            Yet she strives to participate. In a harrowing scene, when her infant daughter is missing in the wreckage of a freak automobile accident, she cries out in desperation for God. When the child is rescued her husband proclaims it’s God’s answer to her cry. The couple become Christian, joining an Evangelical congregation and receiving full-immersion baptism in a local creek.
            But Corinne, though she tries, never seems wholly comfortable, either in her marriage or in her church. She never enjoys sex, which she tries to avoid, and she can’t seem to fully sign on to the doctrines, either—especially regarding deference to the men. When she tries to speak out on matters of faith, she is reprimanded by the pastor’s wife, who reminds her that it is not a woman’s place to preach. When she consents to see a marriage counselor before leaving her husband, the church therapist—a self-described “prophet of God”—tells her she is possessed by Satan.
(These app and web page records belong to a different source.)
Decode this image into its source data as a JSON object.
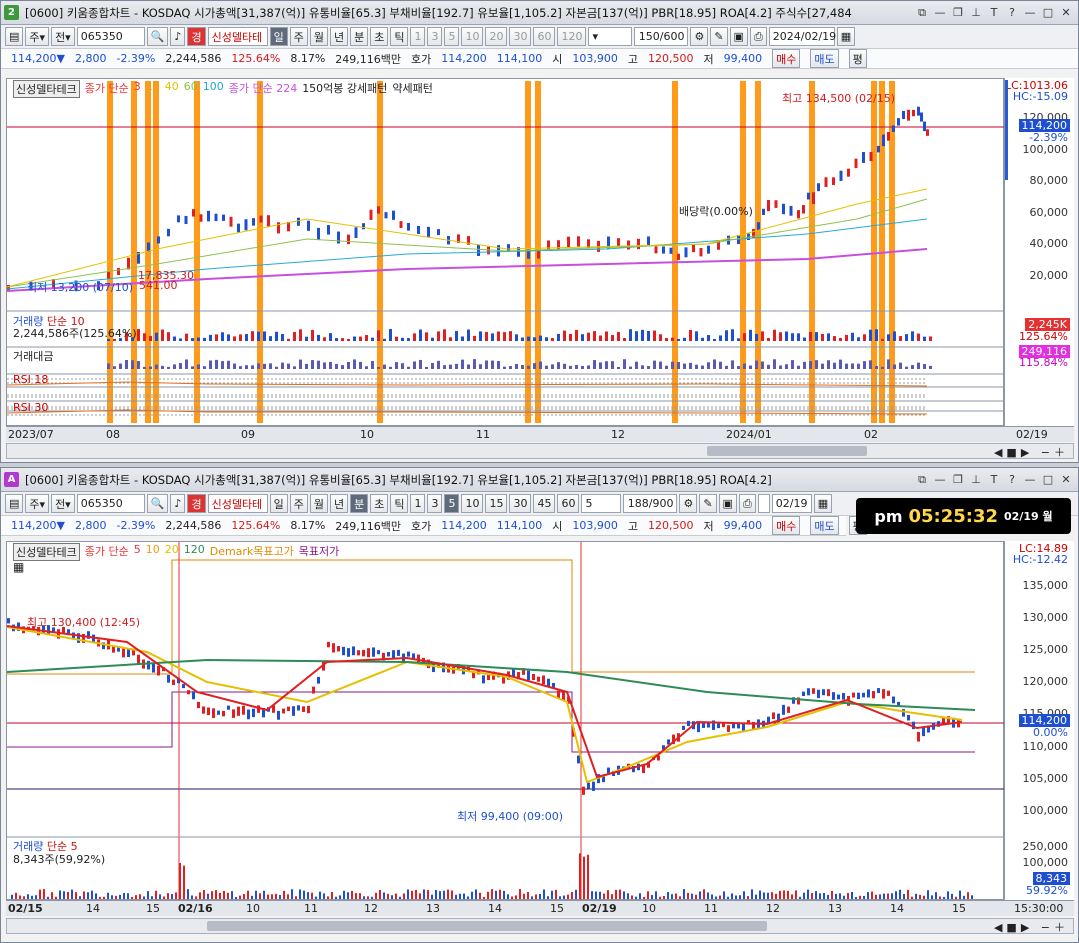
{
  "top": {
    "badge": "2",
    "title": "[0600] 키움종합차트 - KOSDAQ 시가총액[31,387(억)] 유통비율[65.3] 부채비율[192.7] 유보율[1,105.2] 자본금[137(억)] PBR[18.95] ROA[4.2] 주식수[27,484",
    "code": "065350",
    "period_buttons": [
      "일",
      "주",
      "월",
      "년",
      "분",
      "초",
      "틱"
    ],
    "nums": [
      "1",
      "3",
      "5",
      "10",
      "20",
      "30",
      "60",
      "120"
    ],
    "count": "150/600",
    "date": "2024/02/19",
    "name": "신성델타테",
    "price": "114,200",
    "arrow": "▼",
    "change": "2,800",
    "pct": "-2.39%",
    "volume": "2,244,586",
    "vol_pct": "125.64%",
    "turn": "8.17%",
    "amount": "249,116백만",
    "ask_label": "호가",
    "ask": "114,200",
    "bid": "114,100",
    "open_label": "시",
    "open": "103,900",
    "high_label": "고",
    "high": "120,500",
    "low_label": "저",
    "low": "99,400",
    "buy": "매수",
    "sell": "매도",
    "peg": "평",
    "legend": {
      "name": "신성델타테크",
      "ma_title": "종가 단순",
      "ma_periods": [
        "3",
        "15",
        "40",
        "60",
        "100"
      ],
      "ma2": "종가 단순 224",
      "pattern": "150억봉 강세패턴",
      "pattern2": "약세패턴"
    },
    "annot": {
      "high": "최고 134,500 (02/15)",
      "low": "최저 13,200 (07/10)",
      "div": "배당락(0.00%)",
      "mid": "17,835.30",
      "mid2": "541.00"
    },
    "yaxis": [
      "120,000",
      "100,000",
      "80,000",
      "60,000",
      "40,000",
      "20,000"
    ],
    "lc": "LC:1013.06",
    "hc": "HC:-15.09",
    "last": "114,200",
    "last_pct": "-2.39%",
    "vol_legend": "거래량",
    "vol_ma": "단순 10",
    "vol_text": "2,244,586주(125.64%)",
    "vol_tag": "2,245K",
    "vol_tag_pct": "125.64%",
    "amt_legend": "거래대금",
    "amt_tag": "249,116",
    "amt_tag_pct": "115.84%",
    "rsi1": "RSI 18",
    "rsi2": "RSI 30",
    "xlabels": [
      "2023/07",
      "08",
      "09",
      "10",
      "11",
      "12",
      "2024/01",
      "02",
      "02/19"
    ]
  },
  "bottom": {
    "badge": "A",
    "title": "[0600] 키움종합차트 - KOSDAQ 시가총액[31,387(억)] 유통비율[65.3] 부채비율[192.7] 유보율[1,105.2] 자본금[137(억)] PBR[18.95] ROA[4.2]",
    "code": "065350",
    "nums": [
      "1",
      "3",
      "5",
      "10",
      "15",
      "30",
      "45",
      "60"
    ],
    "minute": "5",
    "count": "188/900",
    "date": "02/19",
    "legend": {
      "name": "신성델타테크",
      "ma_title": "종가 단순",
      "ma_periods": [
        "5",
        "10",
        "20",
        "120"
      ],
      "demark": "Demark목표고가",
      "demark2": "목표저가"
    },
    "annot": {
      "high": "최고 130,400 (12:45)",
      "low": "최저 99,400 (09:00)"
    },
    "yaxis": [
      "135,000",
      "130,000",
      "125,000",
      "120,000",
      "115,000",
      "110,000",
      "105,000",
      "100,000"
    ],
    "lc": "LC:14.89",
    "hc": "HC:-12.42",
    "last": "114,200",
    "last_pct": "0.00%",
    "vol_legend": "거래량",
    "vol_ma": "단순 5",
    "vol_text": "8,343주(59,92%)",
    "vol_axis": "250,000",
    "vol_axis2": "100,000",
    "vol_tag": "8,343",
    "vol_tag_pct": "59.92%",
    "xlabels": [
      "02/15",
      "14",
      "15",
      "02/16",
      "10",
      "11",
      "12",
      "13",
      "14",
      "15",
      "02/19",
      "10",
      "11",
      "12",
      "13",
      "14",
      "15"
    ],
    "xtime": "15:30:00"
  },
  "clock": {
    "ampm": "pm",
    "time": "05:25:32",
    "date": "02/19 월"
  }
}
            Yet with the possible exception of the therapist, none of the many characters in the film is stereotyped. They don’t speak with one hackneyed voice, their spiritual yearning is portrayed authentically, their longing for community in communion with a divine creator and savior is universal, even if others do not thrill to the same conceptualizations. We live in bewildering times. The Evangelical life portrayed in Higher Ground is a response to these times, but not at the expense of the humanity of the characters portrayed.
            Will Corinne leave the community where her life has been centered for a dozen years or more and go out into the world on her own? It seems so, but we can’t be quite sure. The emotional tug of security in the group is a powerful force she must overcome. Anyone who has experienced the turmoil of breaking with a group identity and striking out on one’s own knows the feeling. That’s the remarkable thing about this film. It humanizes a group all too often demonized on one hand and sanctified on the other. In doing so it comments with elegant delicacy upon the helplessness we all encounter, no matter what our ideology, when we come face-to-face with existential circumstances we may never be able to understand.
            Higher Ground is adapted from a memoir, This Dark World, by Carolyn S. Briggs, who also collaborated on the screenplay. The character Corinne, played so expertly by Ms. Farmiga, is Ms. Briggs’ screen persona, though apparently the film diverges from the book, I suspect to crank up dramatic tension. In any case, the book was quite well received among the hip intelligentsia, as the film has also been. A more interesting question is what Evangelicals think of it.
            Personally, I admired it. I liked the music, too, much of it played live in group worship situations and other communal gatherings. It’s Christian contemporary, which can be quite as lively and heart-felt as any secular song of love and longing.
            But most of all I liked the sheer artistry of the film, a story told about people I’ve tended to avoid in a way that makes me feel their frustrations, joys, and pains as I would feel my own. In that sense the film reaches beyond its ready-made niche to speak to the wider culture, a bridge, however fragile, between Evangelicals and the rest of us, softening hardened perceptions.
            That’s the value of good art. We need more of it in our fractious world.